The warm weather showed up as expected last week, and we saw our first 90 degree day of the season on Thursday. As expected, a fast-moving upper-level low moved north along the West Coast, setting off a round of thunderstorms. Saturday morning was crazy in east metro with hundreds of lightning strikes. That was the 1st/2nd most intense thunderstorm I’ve seen at my home. I’ve lived there 16 years!
Then the main event; the Storm Prediction Center had north-central Oregon in the “enhanced risk” zone for Saturday afternoon evening. Lots of lifting and some super-cell thunderstorms were expected. The weather pattern delivered! Lots of videos of heavy rain, damaging wind, hail, and beautiful thunderstorm cloud structures. From central Oregon over into NE Oregon and then into eastern Washington. Check out the storm reports for Saturday:
One particularly intense super-cell storm passed over Jefferson county. Parts of Crooked River Range to Culver and Metolius were hit the hardest. It appears extremely strong “straight-line” wind brought 70-100 mph gusts to this area. Pendleton NWS folks drove down to see if it could have been a tornado. They could not find enough evidence to support calling it a tornado:
There were two reports of huge hail as well. 2.00″ hail was seen in Tumalo, near Bend. Also near Helix, north of Pendleton. That’s the size of a pool cue ball! Or an average size chicken egg. West of the Cascades anything golf ball size or larger is almost unheard of, but a bit more common east of the mountains. There was one bizarre 2″ hail event in Seaside one January morning in 2018, otherwise you have to go back many years to find anything close to golfballs west of the Cascades. I remember that massive storm in July 1995 that moved from central Oregon northeast to Hermiston. Grapefruit size hail…amazing.
June is here and this is the beginning of summer in the Northern Hemisphere; just four weeks from now days start getting shorter and the sun angle begins to lower.
We have some very nice early June weather through Friday. It’s weak westerly flow in the upper-atmosphere, which in summer doesn’t tend to produce rain. This is the 500mb chart for Wednesday evening.

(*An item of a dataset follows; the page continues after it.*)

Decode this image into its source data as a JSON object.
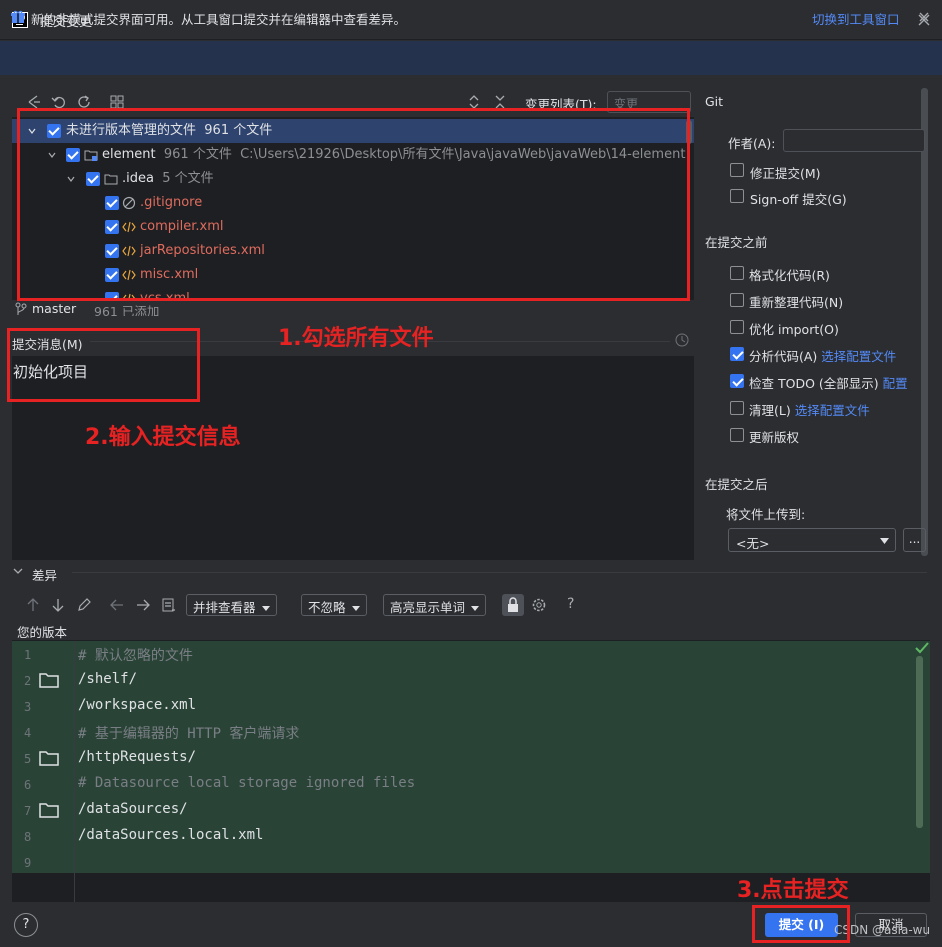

That’s around 18,000′ overhead.
Expect Just enough onshore flow the next few days to keep temperatures below 80 degrees, but plenty of sunshine.
By Friday things are changing; a cool upper-level trough is approaching
That unusually cold trough (for early June) should be overhead Saturday through Monday.
This is the classic “Rose Festival Low”; clouds, showers, and chilly temps. In fact snow levels will go below Timberline Lodge, possibly a mix at Government Camp…here’s our 7 day forecast. Thinking of some early season camping up at Trillium, Timothy, Olallie, or Lost lake? Don’t, unless you have a cozy RV. Temps only in the 40s during the daytime and mixed snow/rain showers at those lakes.
How much rain? I figure we should get at least .50″ from Friday evening to next Monday/Tuesday. The WRF-GFS gives even the driest parts of the valley a decent soaking
So how long will the cool/wet weather stick around? The ECMWF ensembles think it’s just for a few days. This morning’s run ensemble members show the big surge of wet weather this weekend through early next week, then much drier. Or at least more reasonable for early-mid June.
Last night’s monthly run of the ECMWF implied we’ll be near normal next week and then much warmer beyond about 15 days (summer temps) with upper-level ridging over the West Coast. We’ll see, accuracy goes way down after two weeks.
Chief Meteorologist Mark Nelsen